The home page leads with a local story today: An enterprise piece about the highly paid, politically connected lawyers who win receivership jobs looking after foreclosed buildings. And in a follow-up to the U.S. Supreme Court's decision to side with Wal-Mart in a massive sex-discrimination class-action suit, we learn that the effect of the decision will be to make it harder to bring such suits in the future. The top choice for today's paper comes from Health, in a feature on an exhibit of the history of medical advertising.

World: The lead story, on the Sudanese government's violent push to halt the rebellion there, is well worth the read, but it's a bit difficult to take. And in an interesting twist in the Libyan rebel saga, a rebel leader is making a visit to Beijing to talk diplomacy.

U.S.: The story about the mysterious killings of six gray seals in Cape Cod will rightly stir up your indignation. And we get a report from Puerto Rico, where the murder rate is on the rise.

Business: The focus in the business section today is on Greece, where a vote of confidence will be the first step to introducing austerity measures meant to correct the financial crisis there. 

Technology: The story by Brian Stelter on the lack of anonymity on the Web makes a good point, but it hardly seems like a new one. Also of interest, check out the report on in-game advertising in the Xbox.

Science: It's heady stuff, but the lead story on scientists using worms to research neurons and the brain is a great read. And forget police sketch artists: We meet a man who sculpts busts of decomposed murder victims.

Health: The fantastic feature on the Philadelphia Museum of Art's retrospective on medical advertising will really make you think hard about those television drug ads with the fast-talking disclaimers at the end. And the slide show is just awesome. Also, runners will be interested in this debunker of the famed 10 percent rule.

Sports: The big news, on Jack Warner's resignation as the head of FIFA, gets a big story that provides plenty of background on the polarizing international sports figure. 

Opinion: In the lead op-ed, Dan Ackerman argues that the legal manipulations behind what he calls the illegal war in Libya ought to be curbed.
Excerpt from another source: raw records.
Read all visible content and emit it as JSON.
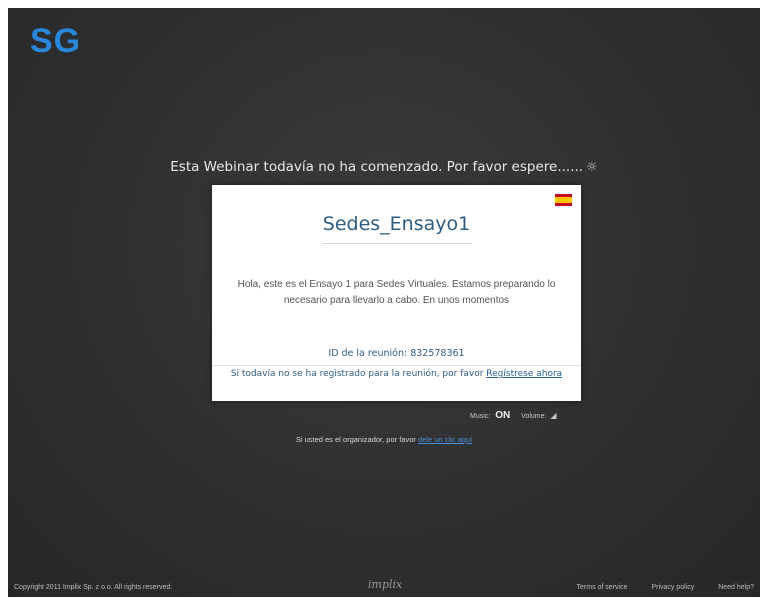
{
  "brand": {
    "logo_text": "SG",
    "accent_color": "#2a86d8"
  },
  "status": {
    "message": "Esta Webinar todavía no ha comenzado.  Por favor espere......",
    "spinner_icon": "loading-sun-icon",
    "spinner_glyph": "☼"
  },
  "card": {
    "language_flag": "spain-flag-icon",
    "title": "Sedes_Ensayo1",
    "description": "Hola, este es el Ensayo 1 para Sedes Virtuales. Estamos preparando lo necesario para llevarlo a cabo. En unos momentos",
    "meeting_id_label": "ID de la reunión:",
    "meeting_id": "832578361",
    "register_text": "Si todavía no se ha registrado para la reunión, por favor",
    "register_link": "Regístrese ahora"
  },
  "controls": {
    "music_label": "Music:",
    "music_value": "ON",
    "volume_label": "Volume:",
    "volume_icon": "volume-icon",
    "volume_glyph": "◢"
  },
  "organizer": {
    "text": "Si usted es el organizador, por favor",
    "link": "dele un clic aquí"
  },
  "footer": {
    "copyright": "Copyright  2011 Implix Sp. z o.o. All rights reserved.",
    "logo": "implix",
    "terms": "Terms of service",
    "privacy": "Privacy policy",
    "help": "Need help?"
  }
}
Arts: Meet Eva Gabrielsson, longtime companion to Steig Larsson, and then learn about her memoir on the mysterious Swedish writer.
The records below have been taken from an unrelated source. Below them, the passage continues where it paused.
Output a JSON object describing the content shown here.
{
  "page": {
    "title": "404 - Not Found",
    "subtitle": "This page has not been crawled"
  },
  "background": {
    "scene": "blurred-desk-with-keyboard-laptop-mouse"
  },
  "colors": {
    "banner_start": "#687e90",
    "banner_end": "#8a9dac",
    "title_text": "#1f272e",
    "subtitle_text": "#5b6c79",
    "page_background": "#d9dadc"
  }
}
Style: The Fashion Diary piece on Gucci and the "cottage industry" of reimagining Alfie-era Michael Cain is a good read.